(Interface dataset entries)
──────────

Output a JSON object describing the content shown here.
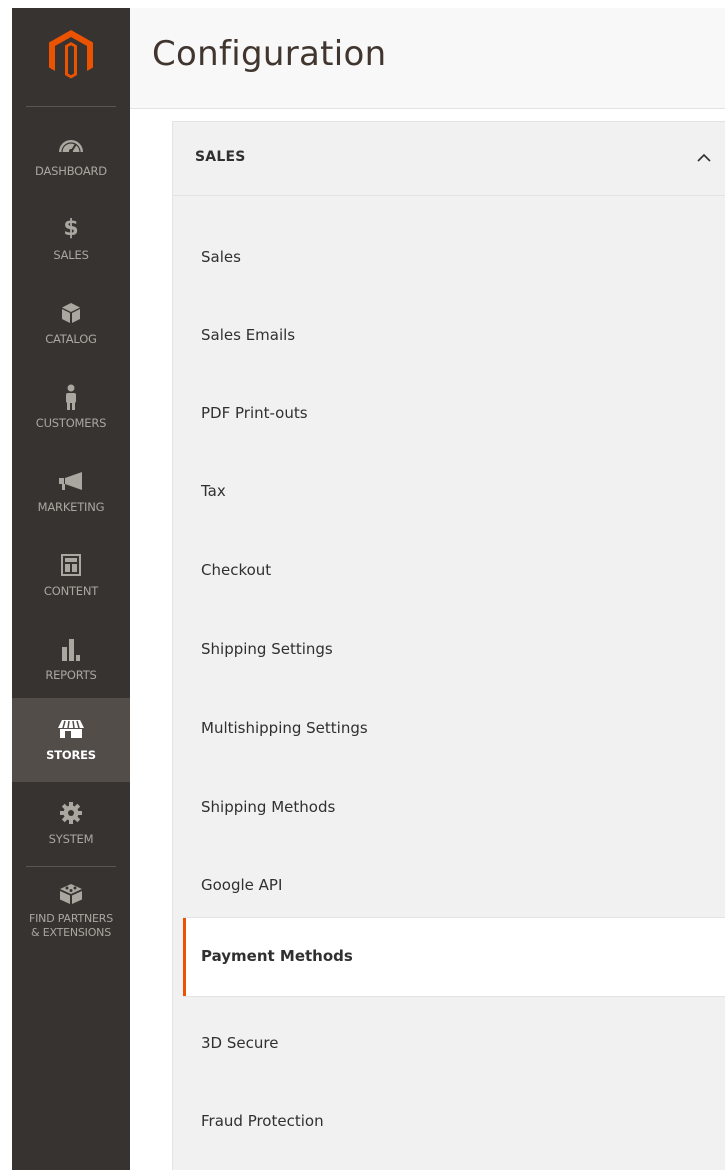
{
  "header": {
    "title": "Configuration"
  },
  "sidebar": {
    "logo_icon": "magento-logo-icon",
    "brand_color": "#eb5202",
    "items": [
      {
        "label": "DASHBOARD",
        "icon": "dashboard-icon",
        "active": false
      },
      {
        "label": "SALES",
        "icon": "dollar-icon",
        "active": false
      },
      {
        "label": "CATALOG",
        "icon": "box-icon",
        "active": false
      },
      {
        "label": "CUSTOMERS",
        "icon": "person-icon",
        "active": false
      },
      {
        "label": "MARKETING",
        "icon": "megaphone-icon",
        "active": false
      },
      {
        "label": "CONTENT",
        "icon": "layout-icon",
        "active": false
      },
      {
        "label": "REPORTS",
        "icon": "bar-chart-icon",
        "active": false
      },
      {
        "label": "STORES",
        "icon": "store-icon",
        "active": true
      },
      {
        "label": "SYSTEM",
        "icon": "gear-icon",
        "active": false
      },
      {
        "label_line1": "FIND PARTNERS",
        "label_line2": "& EXTENSIONS",
        "icon": "blocks-icon",
        "active": false
      }
    ]
  },
  "config_nav": {
    "section_title": "SALES",
    "section_toggle_icon": "chevron-up-icon",
    "items": [
      {
        "label": "Sales",
        "active": false
      },
      {
        "label": "Sales Emails",
        "active": false
      },
      {
        "label": "PDF Print-outs",
        "active": false
      },
      {
        "label": "Tax",
        "active": false
      },
      {
        "label": "Checkout",
        "active": false
      },
      {
        "label": "Shipping Settings",
        "active": false
      },
      {
        "label": "Multishipping Settings",
        "active": false
      },
      {
        "label": "Shipping Methods",
        "active": false
      },
      {
        "label": "Google API",
        "active": false
      },
      {
        "label": "Payment Methods",
        "active": true
      },
      {
        "label": "3D Secure",
        "active": false
      },
      {
        "label": "Fraud Protection",
        "active": false
      }
    ]
  },
  "colors": {
    "sidebar_bg": "#373330",
    "sidebar_active_bg": "#524d49",
    "accent": "#eb5202",
    "panel_bg": "#f1f1f1"
  }
}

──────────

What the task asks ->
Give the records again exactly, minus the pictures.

Answer area ->
Output a JSON object describing the content shown here.
{
  "header": {
    "title": "Configuration"
  },
  "sidebar": {
    "logo_icon": "magento-logo-icon",
    "brand_color": "#eb5202",
    "items": [
      {
        "label": "DASHBOARD",
        "icon": "dashboard-icon",
        "active": false
      },
      {
        "label": "SALES",
        "icon": "dollar-icon",
        "active": false
      },
      {
        "label": "CATALOG",
        "icon": "box-icon",
        "active": false
      },
      {
        "label": "CUSTOMERS",
        "icon": "person-icon",
        "active": false
      },
      {
        "label": "MARKETING",
        "icon": "megaphone-icon",
        "active": false
      },
      {
        "label": "CONTENT",
        "icon": "layout-icon",
        "active": false
      },
      {
        "label": "REPORTS",
        "icon": "bar-chart-icon",
        "active": false
      },
      {
        "label": "STORES",
        "icon": "store-icon",
        "active": true
      },
      {
        "label": "SYSTEM",
        "icon": "gear-icon",
        "active": false
      },
      {
        "label_line1": "FIND PARTNERS",
        "label_line2": "& EXTENSIONS",
        "icon": "blocks-icon",
        "active": false
      }
    ]
  },
  "config_nav": {
    "section_title": "SALES",
    "section_toggle_icon": "chevron-up-icon",
    "items": [
      {
        "label": "Sales",
        "active": false
      },
      {
        "label": "Sales Emails",
        "active": false
      },
      {
        "label": "PDF Print-outs",
        "active": false
      },
      {
        "label": "Tax",
        "active": false
      },
      {
        "label": "Checkout",
        "active": false
      },
      {
        "label": "Shipping Settings",
        "active": false
      },
      {
        "label": "Multishipping Settings",
        "active": false
      },
      {
        "label": "Shipping Methods",
        "active": false
      },
      {
        "label": "Google API",
        "active": false
      },
      {
        "label": "Payment Methods",
        "active": true
      },
      {
        "label": "3D Secure",
        "active": false
      },
      {
        "label": "Fraud Protection",
        "active": false
      }
    ]
  },
  "colors": {
    "sidebar_bg": "#373330",
    "sidebar_active_bg": "#524d49",
    "accent": "#eb5202",
    "panel_bg": "#f1f1f1"
  }
}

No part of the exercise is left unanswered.